The official start of fall conditioning for football teams comes Friday, beginning five days of workouts leading up to when teams can actually practice in pads.
With the amount teams are able to do in the summer, from weightlifting and running to 7-on-7s, fall practices are more a continuation than a beginning. But the most exciting part for coaches is it means the fast approach of the first regular-season games (Aug. 22 for some teams and Aug. 29 for most).
“It builds excitement,” East Hall coach Bryan Gray said. “It’s kind of like the countdown to Christmas.”
North Hall first-year head coach David Bishop is in his 14th season overall with the program. He said the busy summer schedule actually means the upcoming week offers more of a slowdown.
“For us, it’s just our kids adjusting. Our kids are very schedule-oriented,” Bishop said. “They’re used to doing things a specific way. We have to slow things down a bit.”
Bishop said the practice process becomes more prescribed, with water breaks mandated at certain points due to heat safety concerns.
Johnson coach Jason Roquemore said his guys are pretty acclimated to the heat from their summer work, but he doesn’t mind this slow period to mark the beginning of fall practice.
“You’ve just got to be safe,” Roquemore said. “And with the Georgia heat and humidity, it’s great that they have something in place.”
Riverside Military Academy coach Gary Downs said his team won’t be practicing today and doesn’t begin its fall camp until Aug. 6 because, as a boarding school, many of its players aren’t in town yet.
While the Eagles have participated in certain activities this summer, it’s been limited by the number of players on hand. Once camp starts, Riverside has the unique opportunity of having players eat all three meals together daily and focus on football alone before the school year begins.

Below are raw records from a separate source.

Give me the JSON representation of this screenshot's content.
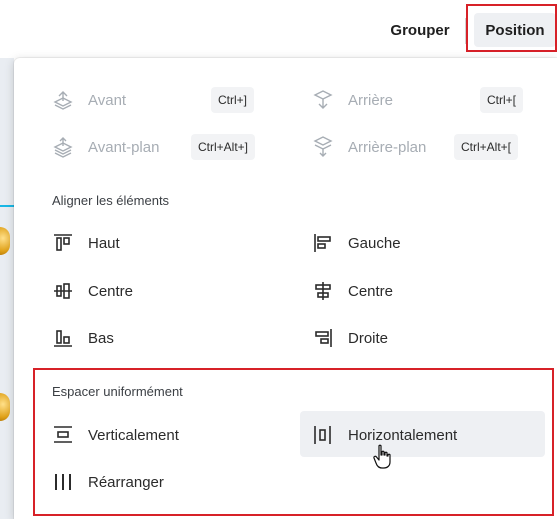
{
  "toolbar": {
    "group_label": "Grouper",
    "position_label": "Position"
  },
  "menu": {
    "layers": [
      {
        "label": "Avant",
        "shortcut": "Ctrl+]",
        "icon": "bring-forward-icon"
      },
      {
        "label": "Arrière",
        "shortcut": "Ctrl+[",
        "icon": "send-backward-icon"
      },
      {
        "label": "Avant-plan",
        "shortcut": "Ctrl+Alt+]",
        "icon": "bring-to-front-icon"
      },
      {
        "label": "Arrière-plan",
        "shortcut": "Ctrl+Alt+[",
        "icon": "send-to-back-icon"
      }
    ],
    "align_heading": "Aligner les éléments",
    "align": {
      "top": "Haut",
      "left": "Gauche",
      "middle": "Centre",
      "center": "Centre",
      "bottom": "Bas",
      "right": "Droite"
    },
    "spacing_heading": "Espacer uniformément",
    "spacing": {
      "vertical": "Verticalement",
      "horizontal": "Horizontalement",
      "tidy": "Réarranger"
    }
  },
  "colors": {
    "highlight_border": "#d72128",
    "disabled_text": "#a7adb4",
    "hover_bg": "#eef0f3"
  }
}
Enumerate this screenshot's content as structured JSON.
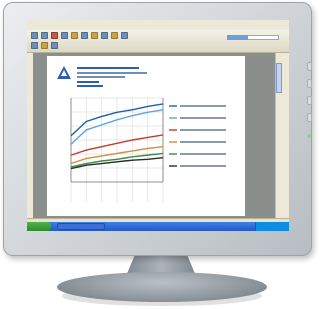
{
  "monitor": {
    "bezel_color": "#d6dadd",
    "stand_color": "#9aa2a9"
  },
  "browser": {
    "toolbar_icons": [
      "back-icon",
      "forward-icon",
      "stop-icon",
      "refresh-icon",
      "home-icon",
      "search-icon",
      "favorites-icon",
      "history-icon",
      "mail-icon",
      "print-icon"
    ],
    "progress": 0.4
  },
  "document": {
    "logo_icon": "logo-a-icon",
    "accent_color": "#2f5fb0"
  },
  "chart_data": {
    "type": "line",
    "grid": true,
    "series": [
      {
        "color": "#1f5fb0",
        "values": [
          0.55,
          0.72,
          0.78,
          0.83,
          0.86,
          0.9,
          0.93
        ]
      },
      {
        "color": "#5aa6d8",
        "values": [
          0.45,
          0.62,
          0.68,
          0.74,
          0.79,
          0.83,
          0.86
        ]
      },
      {
        "color": "#c23c2e",
        "values": [
          0.32,
          0.38,
          0.42,
          0.46,
          0.5,
          0.53,
          0.56
        ]
      },
      {
        "color": "#d98a3a",
        "values": [
          0.22,
          0.28,
          0.31,
          0.34,
          0.37,
          0.4,
          0.42
        ]
      },
      {
        "color": "#3e8a3e",
        "values": [
          0.18,
          0.22,
          0.25,
          0.27,
          0.3,
          0.32,
          0.34
        ]
      },
      {
        "color": "#2a2a2a",
        "values": [
          0.16,
          0.2,
          0.22,
          0.24,
          0.26,
          0.27,
          0.29
        ]
      }
    ]
  },
  "taskbar": {
    "start_icon": "windows-start-icon",
    "tray_icon": "clock-icon"
  }
}
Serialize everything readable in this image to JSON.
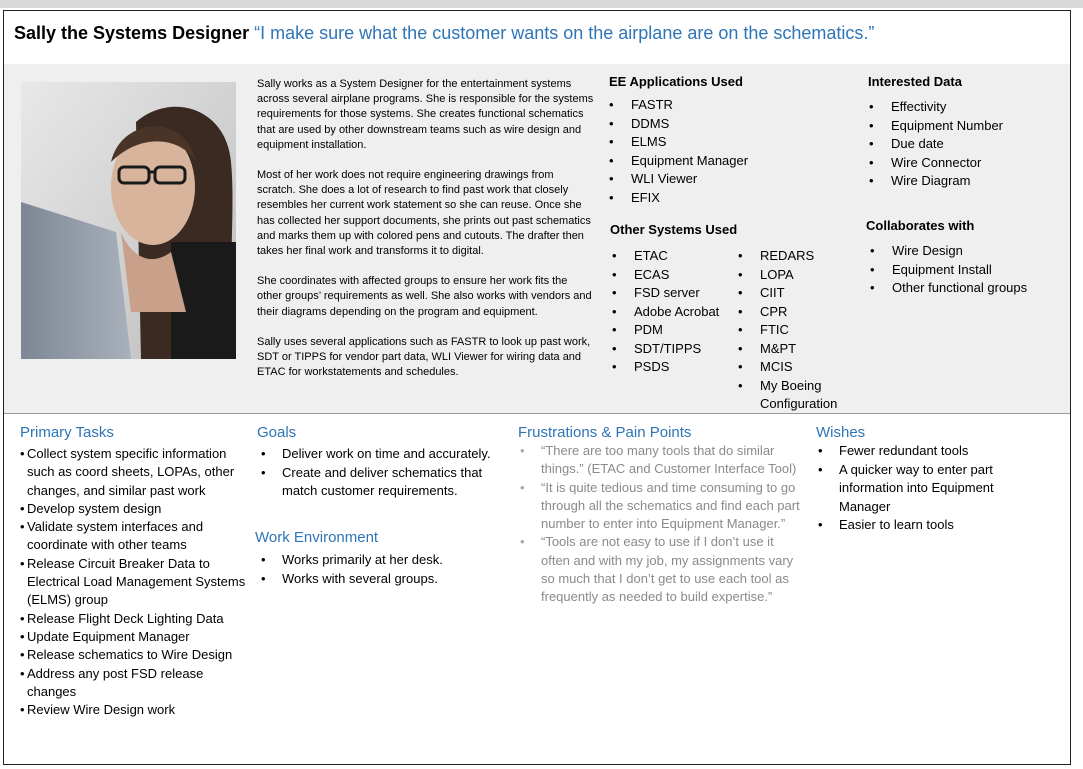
{
  "persona": {
    "name": "Sally the Systems Designer",
    "quote": "“I make sure what the customer wants on the airplane are on the schematics.”"
  },
  "bio": {
    "paragraphs": [
      "Sally works as a System Designer for the entertainment systems across several airplane programs.  She is responsible for the systems requirements for those systems.  She creates functional schematics that are used by other downstream teams such as wire design and equipment installation.",
      "Most of her work does not require engineering drawings from scratch.  She does a lot of research to find past work that closely resembles her current work statement so she can reuse.  Once she has collected her support documents, she prints out past schematics and marks them up with colored pens and cutouts.  The drafter then takes her final work and transforms it to digital.",
      "She coordinates with affected groups to ensure her work fits the other groups’ requirements as well. She also works with vendors and their diagrams depending on the program and equipment.",
      "Sally uses several applications such as FASTR to look up past work, SDT or TIPPS for vendor part data, WLI Viewer for wiring data and ETAC for workstatements and schedules."
    ]
  },
  "ee_apps": {
    "heading": "EE Applications Used",
    "items": [
      "FASTR",
      "DDMS",
      "ELMS",
      "Equipment Manager",
      "WLI Viewer",
      "EFIX"
    ]
  },
  "other_systems": {
    "heading": "Other Systems Used",
    "col1": [
      "ETAC",
      "ECAS",
      "FSD server",
      "Adobe Acrobat",
      "PDM",
      "SDT/TIPPS",
      "PSDS"
    ],
    "col2": [
      "REDARS",
      "LOPA",
      "CIIT",
      "CPR",
      "FTIC",
      "M&PT",
      "MCIS",
      "My Boeing",
      "Configuration"
    ]
  },
  "interested_data": {
    "heading": "Interested Data",
    "items": [
      "Effectivity",
      "Equipment Number",
      "Due date",
      "Wire Connector",
      "Wire Diagram"
    ]
  },
  "collaborates": {
    "heading": "Collaborates with",
    "items": [
      "Wire Design",
      "Equipment Install",
      "Other functional groups"
    ]
  },
  "primary_tasks": {
    "heading": "Primary Tasks",
    "items": [
      "Collect system specific information such as coord sheets, LOPAs, other changes, and similar past work",
      "Develop system design",
      "Validate system interfaces  and coordinate with other teams",
      "Release Circuit Breaker Data to Electrical Load Management Systems (ELMS) group",
      "Release Flight Deck Lighting Data",
      "Update Equipment Manager",
      "Release schematics to Wire Design",
      "Address any post FSD release changes",
      "Review Wire Design work"
    ]
  },
  "goals": {
    "heading": "Goals",
    "items": [
      "Deliver work on time and accurately.",
      "Create and deliver schematics that match customer requirements."
    ]
  },
  "work_env": {
    "heading": "Work Environment",
    "items": [
      "Works primarily at her desk.",
      "Works with several groups."
    ]
  },
  "frustrations": {
    "heading": "Frustrations & Pain Points",
    "items": [
      "“There are too many tools that do similar things.” (ETAC and Customer Interface Tool)",
      "“It is quite tedious and time consuming to go through all the schematics and find each part number to enter into Equipment Manager.”",
      "“Tools are not easy to use if I don’t use it often and with my job, my assignments vary so much that I don’t get to use each tool as frequently as needed to build expertise.”"
    ]
  },
  "wishes": {
    "heading": "Wishes",
    "items": [
      "Fewer redundant tools",
      "A quicker way to enter part information into Equipment Manager",
      "Easier to learn tools"
    ]
  },
  "colors": {
    "accent": "#2e75b6",
    "panel": "#efefef",
    "muted": "#8a8a8a"
  }
}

“It helps us make up ground because we don’t have the benefit of having a June or July with all our players,” Downs said.
Bishop said the transition to fall is “different because you’re able to work with them all summer” than it was not so long ago. He said North Hall was aided greatly by having 100-percent attendance by returning players at voluntary summer workouts ahead of upcoming mandatory practices.
“It’s real important for us, especially when you lose 21 of 22 starters, those kids being here,” Bishop said. “There’s a lot to learn.”
Gray said the first five days are about maximizing time on the football field, rather than weight room work, as well as getting players’ paperwork handled.
Downs is looking forward to getting his full team on campus for the fall.
“We have a captive audience,” Downs said. “We’re creating a team at that point, teaching offensive and defensive schemes.”
Summer opportunities have added plenty of help for coaches and players, but it’s hard to beat what’s coming next.
“There’s only so much you can do in shorts,” Roquemore said. “They’re looking forward to it just as much as we are. They understand that the time is near, just looking forward to firing at it and getting started.”